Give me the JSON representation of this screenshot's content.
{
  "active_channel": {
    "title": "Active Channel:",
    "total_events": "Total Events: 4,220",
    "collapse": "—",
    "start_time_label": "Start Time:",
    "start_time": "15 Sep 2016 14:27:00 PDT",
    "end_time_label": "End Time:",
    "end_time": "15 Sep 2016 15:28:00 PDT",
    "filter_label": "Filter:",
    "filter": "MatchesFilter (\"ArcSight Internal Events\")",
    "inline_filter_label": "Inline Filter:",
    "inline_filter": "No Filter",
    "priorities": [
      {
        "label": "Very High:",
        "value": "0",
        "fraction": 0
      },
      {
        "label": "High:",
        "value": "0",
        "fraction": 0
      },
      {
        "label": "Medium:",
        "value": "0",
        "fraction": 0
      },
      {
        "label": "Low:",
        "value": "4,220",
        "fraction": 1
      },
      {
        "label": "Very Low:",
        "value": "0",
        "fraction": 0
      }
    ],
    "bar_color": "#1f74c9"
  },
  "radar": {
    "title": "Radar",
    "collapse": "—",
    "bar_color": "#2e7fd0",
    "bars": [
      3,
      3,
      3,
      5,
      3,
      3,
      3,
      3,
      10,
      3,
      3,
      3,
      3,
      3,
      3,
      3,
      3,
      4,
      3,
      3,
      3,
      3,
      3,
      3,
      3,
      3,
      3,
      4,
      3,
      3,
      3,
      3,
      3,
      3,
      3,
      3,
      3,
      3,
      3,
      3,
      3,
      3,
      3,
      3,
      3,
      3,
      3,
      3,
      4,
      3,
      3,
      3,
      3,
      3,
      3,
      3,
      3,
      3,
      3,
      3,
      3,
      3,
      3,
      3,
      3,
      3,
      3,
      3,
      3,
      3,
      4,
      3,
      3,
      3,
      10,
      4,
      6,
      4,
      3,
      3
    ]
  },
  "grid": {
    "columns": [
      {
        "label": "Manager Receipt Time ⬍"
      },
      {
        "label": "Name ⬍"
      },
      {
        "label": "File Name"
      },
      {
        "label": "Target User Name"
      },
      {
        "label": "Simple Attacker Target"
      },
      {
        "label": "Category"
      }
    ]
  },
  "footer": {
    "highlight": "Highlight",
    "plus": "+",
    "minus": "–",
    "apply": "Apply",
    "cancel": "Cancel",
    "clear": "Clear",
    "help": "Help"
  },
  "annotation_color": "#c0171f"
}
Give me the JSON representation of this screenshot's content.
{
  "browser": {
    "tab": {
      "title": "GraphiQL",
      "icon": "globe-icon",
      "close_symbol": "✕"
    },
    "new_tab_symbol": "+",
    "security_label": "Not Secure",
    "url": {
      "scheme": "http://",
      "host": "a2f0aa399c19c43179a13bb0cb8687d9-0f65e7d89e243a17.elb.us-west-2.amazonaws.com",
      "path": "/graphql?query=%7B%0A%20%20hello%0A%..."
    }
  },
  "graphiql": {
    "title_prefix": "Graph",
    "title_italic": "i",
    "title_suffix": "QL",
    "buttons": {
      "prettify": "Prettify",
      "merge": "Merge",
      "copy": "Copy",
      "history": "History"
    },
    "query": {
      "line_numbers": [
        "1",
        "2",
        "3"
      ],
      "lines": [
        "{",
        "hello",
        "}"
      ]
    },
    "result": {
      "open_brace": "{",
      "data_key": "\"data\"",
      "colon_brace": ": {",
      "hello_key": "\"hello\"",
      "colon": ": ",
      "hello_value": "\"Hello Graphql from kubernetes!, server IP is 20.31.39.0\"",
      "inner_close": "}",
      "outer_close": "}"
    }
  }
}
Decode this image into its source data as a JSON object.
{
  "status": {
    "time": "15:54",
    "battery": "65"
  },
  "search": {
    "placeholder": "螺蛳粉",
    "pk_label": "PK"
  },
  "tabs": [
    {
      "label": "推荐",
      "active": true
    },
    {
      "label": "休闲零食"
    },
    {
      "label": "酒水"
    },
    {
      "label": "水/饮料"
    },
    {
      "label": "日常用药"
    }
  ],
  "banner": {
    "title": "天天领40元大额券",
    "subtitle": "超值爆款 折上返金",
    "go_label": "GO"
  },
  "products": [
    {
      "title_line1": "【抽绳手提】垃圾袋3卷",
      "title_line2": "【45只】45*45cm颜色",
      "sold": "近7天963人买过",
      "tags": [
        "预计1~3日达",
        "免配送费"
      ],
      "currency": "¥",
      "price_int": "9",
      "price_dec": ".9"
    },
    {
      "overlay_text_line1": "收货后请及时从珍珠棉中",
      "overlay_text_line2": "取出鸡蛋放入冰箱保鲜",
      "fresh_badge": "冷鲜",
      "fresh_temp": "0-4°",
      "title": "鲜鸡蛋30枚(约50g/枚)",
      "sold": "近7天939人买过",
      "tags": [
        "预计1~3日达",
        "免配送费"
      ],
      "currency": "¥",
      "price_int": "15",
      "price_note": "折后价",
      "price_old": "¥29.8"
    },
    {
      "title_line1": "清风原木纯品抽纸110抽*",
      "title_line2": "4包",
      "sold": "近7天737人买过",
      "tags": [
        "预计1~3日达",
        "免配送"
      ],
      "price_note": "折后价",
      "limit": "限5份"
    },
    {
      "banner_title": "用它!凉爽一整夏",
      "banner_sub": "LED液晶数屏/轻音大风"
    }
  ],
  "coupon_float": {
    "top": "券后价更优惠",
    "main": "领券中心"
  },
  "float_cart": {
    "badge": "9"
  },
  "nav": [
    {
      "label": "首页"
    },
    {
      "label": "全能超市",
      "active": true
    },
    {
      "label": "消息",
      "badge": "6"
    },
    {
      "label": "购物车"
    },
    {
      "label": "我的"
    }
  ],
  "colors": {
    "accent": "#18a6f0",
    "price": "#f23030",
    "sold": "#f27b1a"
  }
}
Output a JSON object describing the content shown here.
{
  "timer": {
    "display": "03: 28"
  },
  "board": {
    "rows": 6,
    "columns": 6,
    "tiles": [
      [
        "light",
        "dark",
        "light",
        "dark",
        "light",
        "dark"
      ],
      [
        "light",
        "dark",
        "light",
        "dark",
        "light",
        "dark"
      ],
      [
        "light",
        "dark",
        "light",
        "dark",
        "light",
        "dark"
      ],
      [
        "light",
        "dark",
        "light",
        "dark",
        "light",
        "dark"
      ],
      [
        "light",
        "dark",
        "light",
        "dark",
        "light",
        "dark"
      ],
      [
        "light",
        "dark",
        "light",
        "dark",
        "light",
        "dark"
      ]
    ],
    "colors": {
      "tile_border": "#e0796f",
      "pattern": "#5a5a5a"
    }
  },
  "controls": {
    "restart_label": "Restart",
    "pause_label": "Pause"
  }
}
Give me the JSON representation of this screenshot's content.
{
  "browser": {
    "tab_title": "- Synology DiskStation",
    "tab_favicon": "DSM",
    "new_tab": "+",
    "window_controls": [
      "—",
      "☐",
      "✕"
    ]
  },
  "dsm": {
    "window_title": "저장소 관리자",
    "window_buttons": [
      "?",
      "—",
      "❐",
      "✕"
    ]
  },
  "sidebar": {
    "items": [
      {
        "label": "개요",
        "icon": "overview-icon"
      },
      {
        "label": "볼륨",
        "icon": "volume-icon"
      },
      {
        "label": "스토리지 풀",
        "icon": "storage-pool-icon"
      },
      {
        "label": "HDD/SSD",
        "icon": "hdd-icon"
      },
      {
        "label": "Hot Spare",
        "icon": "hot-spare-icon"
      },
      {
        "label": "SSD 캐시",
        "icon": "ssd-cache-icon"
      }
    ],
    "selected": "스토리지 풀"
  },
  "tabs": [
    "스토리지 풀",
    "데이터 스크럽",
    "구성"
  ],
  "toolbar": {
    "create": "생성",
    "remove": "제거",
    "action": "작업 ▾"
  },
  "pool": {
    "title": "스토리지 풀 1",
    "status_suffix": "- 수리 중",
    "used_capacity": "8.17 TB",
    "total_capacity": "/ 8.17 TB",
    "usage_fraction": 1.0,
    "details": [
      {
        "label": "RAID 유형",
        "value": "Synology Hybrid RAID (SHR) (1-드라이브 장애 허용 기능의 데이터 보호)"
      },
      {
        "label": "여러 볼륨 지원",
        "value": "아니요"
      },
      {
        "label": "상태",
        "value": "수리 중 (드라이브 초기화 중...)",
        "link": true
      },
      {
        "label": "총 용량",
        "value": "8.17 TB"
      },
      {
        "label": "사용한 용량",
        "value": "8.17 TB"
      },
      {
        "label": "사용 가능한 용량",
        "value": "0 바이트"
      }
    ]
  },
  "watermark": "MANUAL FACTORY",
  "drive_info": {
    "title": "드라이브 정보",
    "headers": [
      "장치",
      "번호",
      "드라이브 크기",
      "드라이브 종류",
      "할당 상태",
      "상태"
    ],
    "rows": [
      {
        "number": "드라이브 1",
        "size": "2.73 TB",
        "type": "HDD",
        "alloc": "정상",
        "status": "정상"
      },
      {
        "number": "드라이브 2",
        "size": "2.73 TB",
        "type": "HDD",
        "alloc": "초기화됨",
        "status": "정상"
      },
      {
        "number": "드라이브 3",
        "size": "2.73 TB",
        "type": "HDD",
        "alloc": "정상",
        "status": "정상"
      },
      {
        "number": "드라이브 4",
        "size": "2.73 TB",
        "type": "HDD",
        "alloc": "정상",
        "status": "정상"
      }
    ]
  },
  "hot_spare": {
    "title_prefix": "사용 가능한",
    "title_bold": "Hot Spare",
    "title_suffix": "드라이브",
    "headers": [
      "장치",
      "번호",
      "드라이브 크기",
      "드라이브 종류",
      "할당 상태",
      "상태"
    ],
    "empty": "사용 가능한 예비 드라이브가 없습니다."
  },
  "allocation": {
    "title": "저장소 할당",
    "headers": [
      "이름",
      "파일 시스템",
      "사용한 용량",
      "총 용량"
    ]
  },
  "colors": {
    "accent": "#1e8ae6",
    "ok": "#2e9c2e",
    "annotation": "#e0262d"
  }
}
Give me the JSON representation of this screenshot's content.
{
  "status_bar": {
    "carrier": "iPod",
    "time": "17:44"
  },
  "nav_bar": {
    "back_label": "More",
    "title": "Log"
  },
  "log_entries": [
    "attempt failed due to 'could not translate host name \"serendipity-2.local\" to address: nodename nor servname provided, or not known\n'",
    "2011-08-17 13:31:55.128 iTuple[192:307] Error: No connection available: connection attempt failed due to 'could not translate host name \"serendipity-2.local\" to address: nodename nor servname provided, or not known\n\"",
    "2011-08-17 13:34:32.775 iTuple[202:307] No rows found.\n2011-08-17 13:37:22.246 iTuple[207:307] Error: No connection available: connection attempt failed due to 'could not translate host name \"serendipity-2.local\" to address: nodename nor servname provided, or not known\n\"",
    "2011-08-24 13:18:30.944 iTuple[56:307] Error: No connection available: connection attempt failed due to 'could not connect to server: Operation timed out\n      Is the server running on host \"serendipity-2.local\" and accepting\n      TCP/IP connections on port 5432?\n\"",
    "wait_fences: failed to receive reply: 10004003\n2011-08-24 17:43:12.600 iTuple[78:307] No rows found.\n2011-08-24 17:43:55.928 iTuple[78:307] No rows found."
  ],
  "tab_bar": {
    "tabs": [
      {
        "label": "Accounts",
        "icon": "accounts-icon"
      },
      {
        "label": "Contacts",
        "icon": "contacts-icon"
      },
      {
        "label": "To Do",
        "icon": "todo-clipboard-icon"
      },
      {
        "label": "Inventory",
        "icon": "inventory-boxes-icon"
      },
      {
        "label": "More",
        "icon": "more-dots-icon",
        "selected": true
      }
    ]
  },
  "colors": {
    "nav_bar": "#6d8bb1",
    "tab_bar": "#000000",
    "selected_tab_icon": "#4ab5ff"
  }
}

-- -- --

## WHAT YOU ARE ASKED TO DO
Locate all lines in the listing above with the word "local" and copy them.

## ANSWER
    "attempt failed due to 'could not translate host name \"serendipity-2.local\" to address: nodename nor servname provided, or not known\n'",
    "2011-08-17 13:31:55.128 iTuple[192:307] Error: No connection available: connection attempt failed due to 'could not translate host name \"serendipity-2.local\" to address: nodename nor servname provided, or not known\n\"",
    "2011-08-17 13:34:32.775 iTuple[202:307] No rows found.\n2011-08-17 13:37:22.246 iTuple[207:307] Error: No connection available: connection attempt failed due to 'could not translate host name \"serendipity-2.local\" to address: nodename nor servname provided, or not known\n\"",
    "2011-08-24 13:18:30.944 iTuple[56:307] Error: No connection available: connection attempt failed due to 'could not connect to server: Operation timed out\n      Is the server running on host \"serendipity-2.local\" and accepting\n      TCP/IP connections on port 5432?\n\"",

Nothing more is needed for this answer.